New drug prevents progression of Osteoarthritis

Date: 02 January 2020 Tags: Miscellaneous

Issue

Researchers have found that “MIV-711”, a novel selective cathepsin K inhibitor can reduce disease progression in osteoarthritis.

 

Background

Osteoarthritis of the knee is a painful, disabling condition affecting more than 14 million people in the US and hundreds of millions worldwide.

 

Details

  • The pain of knee osteoarthritis arises from a series of pathologic processes involving articular cartilage, subchondral bone, synovium, meniscus, and other joint structures, ultimately leading to joint failure and pain-related functional limitations.

  • A team of researchers sought to test the hypothesis that cathepsin K inhibitor could alleviate osteoarthritis symptoms by reducing degeneration of bone and cartilage.

  • In the study, 244 patients with primary knee osteoarthritis were randomly assigned to receive either 100 or 200 mg daily of MIV-711 or matched placebo for 26 weeks to evaluate the efficacy, safety, and tolerability of MIV-711.

  • The primary endpoint of the study was change in pain score, but changes in disease progression were also assessed using quantitative MRI outcomes.

  • The researchers found that compared with placebo, MIV-711 was associated with less bone remodelling, less cartilage volume loss, and lower levels of bone resorption and collagen loss. However, it showed no beneficial effects on osteoarthritic knee pain.
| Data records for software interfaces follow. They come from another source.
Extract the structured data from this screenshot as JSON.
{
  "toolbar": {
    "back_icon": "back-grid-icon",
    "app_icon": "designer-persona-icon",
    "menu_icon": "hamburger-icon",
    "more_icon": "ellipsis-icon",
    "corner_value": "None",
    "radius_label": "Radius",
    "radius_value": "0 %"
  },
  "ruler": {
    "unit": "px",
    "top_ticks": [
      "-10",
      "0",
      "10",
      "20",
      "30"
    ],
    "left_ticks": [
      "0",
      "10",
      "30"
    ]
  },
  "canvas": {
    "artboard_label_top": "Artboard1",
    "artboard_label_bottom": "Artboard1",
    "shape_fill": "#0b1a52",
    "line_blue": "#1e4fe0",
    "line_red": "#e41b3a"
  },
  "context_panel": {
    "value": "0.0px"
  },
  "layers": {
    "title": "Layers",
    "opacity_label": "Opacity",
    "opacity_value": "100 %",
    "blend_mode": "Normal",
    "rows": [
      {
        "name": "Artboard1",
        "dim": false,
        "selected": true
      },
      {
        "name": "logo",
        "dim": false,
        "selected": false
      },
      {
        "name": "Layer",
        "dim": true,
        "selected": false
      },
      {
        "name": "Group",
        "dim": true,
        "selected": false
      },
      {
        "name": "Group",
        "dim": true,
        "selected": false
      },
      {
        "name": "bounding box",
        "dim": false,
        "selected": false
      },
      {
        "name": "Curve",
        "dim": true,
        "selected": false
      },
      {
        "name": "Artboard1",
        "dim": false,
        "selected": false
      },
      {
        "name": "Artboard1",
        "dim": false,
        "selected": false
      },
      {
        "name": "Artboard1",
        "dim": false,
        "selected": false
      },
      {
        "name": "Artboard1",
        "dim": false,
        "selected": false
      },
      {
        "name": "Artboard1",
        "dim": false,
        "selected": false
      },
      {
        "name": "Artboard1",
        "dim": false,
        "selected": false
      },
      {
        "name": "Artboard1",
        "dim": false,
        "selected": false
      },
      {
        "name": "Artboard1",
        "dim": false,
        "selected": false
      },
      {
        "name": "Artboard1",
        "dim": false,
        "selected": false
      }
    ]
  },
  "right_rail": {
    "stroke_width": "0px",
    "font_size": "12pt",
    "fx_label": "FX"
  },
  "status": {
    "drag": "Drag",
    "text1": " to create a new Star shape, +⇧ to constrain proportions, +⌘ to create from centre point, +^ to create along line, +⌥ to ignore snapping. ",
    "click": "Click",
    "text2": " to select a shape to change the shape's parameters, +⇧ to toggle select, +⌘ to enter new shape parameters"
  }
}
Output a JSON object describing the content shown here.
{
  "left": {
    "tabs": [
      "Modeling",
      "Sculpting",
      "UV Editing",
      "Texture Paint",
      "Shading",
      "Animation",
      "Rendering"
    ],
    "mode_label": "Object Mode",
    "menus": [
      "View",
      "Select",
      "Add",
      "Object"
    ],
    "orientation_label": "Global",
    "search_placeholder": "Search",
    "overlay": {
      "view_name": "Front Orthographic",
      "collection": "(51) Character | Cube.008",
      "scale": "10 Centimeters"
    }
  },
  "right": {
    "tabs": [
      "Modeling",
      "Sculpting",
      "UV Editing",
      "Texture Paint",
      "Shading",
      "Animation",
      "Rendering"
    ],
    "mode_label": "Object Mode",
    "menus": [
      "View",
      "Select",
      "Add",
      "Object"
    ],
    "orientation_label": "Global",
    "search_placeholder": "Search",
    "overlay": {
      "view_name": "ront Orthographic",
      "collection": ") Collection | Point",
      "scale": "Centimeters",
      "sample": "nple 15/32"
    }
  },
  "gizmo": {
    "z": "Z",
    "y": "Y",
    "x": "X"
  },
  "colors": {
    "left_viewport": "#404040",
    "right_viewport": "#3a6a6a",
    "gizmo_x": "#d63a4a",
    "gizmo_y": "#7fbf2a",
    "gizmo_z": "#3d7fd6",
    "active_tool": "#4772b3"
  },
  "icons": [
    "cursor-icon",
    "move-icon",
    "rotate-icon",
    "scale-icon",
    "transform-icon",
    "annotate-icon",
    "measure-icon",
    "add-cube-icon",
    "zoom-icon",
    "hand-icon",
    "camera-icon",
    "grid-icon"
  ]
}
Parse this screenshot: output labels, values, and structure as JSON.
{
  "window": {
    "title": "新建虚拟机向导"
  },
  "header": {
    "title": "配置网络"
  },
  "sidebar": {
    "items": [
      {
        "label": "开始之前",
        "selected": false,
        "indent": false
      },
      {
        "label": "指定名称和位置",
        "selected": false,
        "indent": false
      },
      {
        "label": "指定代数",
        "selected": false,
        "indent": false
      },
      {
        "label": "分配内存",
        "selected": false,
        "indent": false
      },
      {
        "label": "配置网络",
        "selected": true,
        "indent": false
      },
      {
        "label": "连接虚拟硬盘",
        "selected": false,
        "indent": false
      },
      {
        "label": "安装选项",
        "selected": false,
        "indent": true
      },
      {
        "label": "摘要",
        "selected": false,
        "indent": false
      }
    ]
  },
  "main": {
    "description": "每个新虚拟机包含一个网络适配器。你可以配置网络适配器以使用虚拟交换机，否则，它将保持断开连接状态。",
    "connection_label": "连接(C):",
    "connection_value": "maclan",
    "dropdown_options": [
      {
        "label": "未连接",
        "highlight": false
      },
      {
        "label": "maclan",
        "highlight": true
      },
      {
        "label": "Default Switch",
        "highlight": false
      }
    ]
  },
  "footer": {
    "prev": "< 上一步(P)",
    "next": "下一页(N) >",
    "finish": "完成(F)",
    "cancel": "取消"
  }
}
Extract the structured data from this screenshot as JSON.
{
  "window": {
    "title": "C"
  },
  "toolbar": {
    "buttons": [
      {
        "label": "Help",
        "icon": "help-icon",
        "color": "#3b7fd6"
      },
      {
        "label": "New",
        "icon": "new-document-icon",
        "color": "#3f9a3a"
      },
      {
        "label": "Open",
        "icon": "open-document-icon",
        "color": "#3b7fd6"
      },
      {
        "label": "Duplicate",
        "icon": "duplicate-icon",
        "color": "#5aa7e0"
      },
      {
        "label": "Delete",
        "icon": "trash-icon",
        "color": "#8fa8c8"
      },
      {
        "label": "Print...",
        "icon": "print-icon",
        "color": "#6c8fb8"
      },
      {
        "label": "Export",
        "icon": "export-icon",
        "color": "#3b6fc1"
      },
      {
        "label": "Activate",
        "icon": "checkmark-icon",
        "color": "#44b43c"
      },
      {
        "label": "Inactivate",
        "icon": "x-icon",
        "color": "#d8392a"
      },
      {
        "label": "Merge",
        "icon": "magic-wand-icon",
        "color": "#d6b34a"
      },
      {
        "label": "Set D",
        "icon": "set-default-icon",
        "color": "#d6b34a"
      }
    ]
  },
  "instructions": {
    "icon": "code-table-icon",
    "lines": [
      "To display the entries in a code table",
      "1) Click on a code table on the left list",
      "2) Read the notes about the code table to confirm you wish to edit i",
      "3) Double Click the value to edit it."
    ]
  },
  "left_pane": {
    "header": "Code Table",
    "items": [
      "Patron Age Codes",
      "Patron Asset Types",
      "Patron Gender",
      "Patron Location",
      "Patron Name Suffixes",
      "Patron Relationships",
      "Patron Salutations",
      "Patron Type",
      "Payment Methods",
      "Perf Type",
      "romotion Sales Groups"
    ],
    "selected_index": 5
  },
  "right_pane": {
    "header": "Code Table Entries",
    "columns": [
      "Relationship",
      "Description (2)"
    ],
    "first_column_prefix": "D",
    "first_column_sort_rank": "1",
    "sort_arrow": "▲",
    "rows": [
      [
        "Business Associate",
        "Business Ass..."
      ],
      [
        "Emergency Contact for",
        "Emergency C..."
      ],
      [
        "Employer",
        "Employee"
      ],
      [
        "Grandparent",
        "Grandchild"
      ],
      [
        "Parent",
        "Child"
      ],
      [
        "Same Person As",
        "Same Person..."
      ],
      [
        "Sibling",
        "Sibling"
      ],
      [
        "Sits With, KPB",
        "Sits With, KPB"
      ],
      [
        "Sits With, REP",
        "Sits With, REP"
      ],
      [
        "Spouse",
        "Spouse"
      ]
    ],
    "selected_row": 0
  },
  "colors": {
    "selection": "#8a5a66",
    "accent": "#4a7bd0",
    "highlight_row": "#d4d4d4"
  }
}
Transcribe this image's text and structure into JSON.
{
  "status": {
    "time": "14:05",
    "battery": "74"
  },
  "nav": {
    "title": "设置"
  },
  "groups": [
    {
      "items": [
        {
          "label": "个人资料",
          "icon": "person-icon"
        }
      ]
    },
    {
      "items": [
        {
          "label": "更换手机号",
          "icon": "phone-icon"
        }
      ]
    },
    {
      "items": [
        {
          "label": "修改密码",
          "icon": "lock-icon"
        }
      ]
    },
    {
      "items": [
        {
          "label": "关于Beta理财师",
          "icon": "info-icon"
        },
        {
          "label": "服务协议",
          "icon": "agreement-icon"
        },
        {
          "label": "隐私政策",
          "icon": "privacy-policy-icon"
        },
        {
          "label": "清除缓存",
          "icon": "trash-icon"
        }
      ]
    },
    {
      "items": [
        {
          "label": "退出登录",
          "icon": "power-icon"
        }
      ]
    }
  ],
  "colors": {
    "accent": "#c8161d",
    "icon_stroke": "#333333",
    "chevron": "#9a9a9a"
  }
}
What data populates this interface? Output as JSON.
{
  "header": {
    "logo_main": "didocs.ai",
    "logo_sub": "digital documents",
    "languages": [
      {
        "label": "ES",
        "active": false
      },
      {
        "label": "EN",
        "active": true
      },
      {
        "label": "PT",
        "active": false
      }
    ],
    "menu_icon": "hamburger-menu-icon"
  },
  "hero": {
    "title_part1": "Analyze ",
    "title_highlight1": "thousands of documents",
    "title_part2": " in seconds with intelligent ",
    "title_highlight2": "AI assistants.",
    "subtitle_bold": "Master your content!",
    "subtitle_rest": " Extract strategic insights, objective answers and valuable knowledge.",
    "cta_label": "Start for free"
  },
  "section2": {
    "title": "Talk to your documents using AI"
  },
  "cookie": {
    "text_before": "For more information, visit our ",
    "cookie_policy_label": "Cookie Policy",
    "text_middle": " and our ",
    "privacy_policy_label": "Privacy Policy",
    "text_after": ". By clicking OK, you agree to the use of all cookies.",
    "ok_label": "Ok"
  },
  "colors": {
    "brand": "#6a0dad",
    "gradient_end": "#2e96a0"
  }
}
  • Further evaluation was needed to confirm the structural benefits of MIV-711 and to determine whether these translate to more tangible benefits on disease symptoms.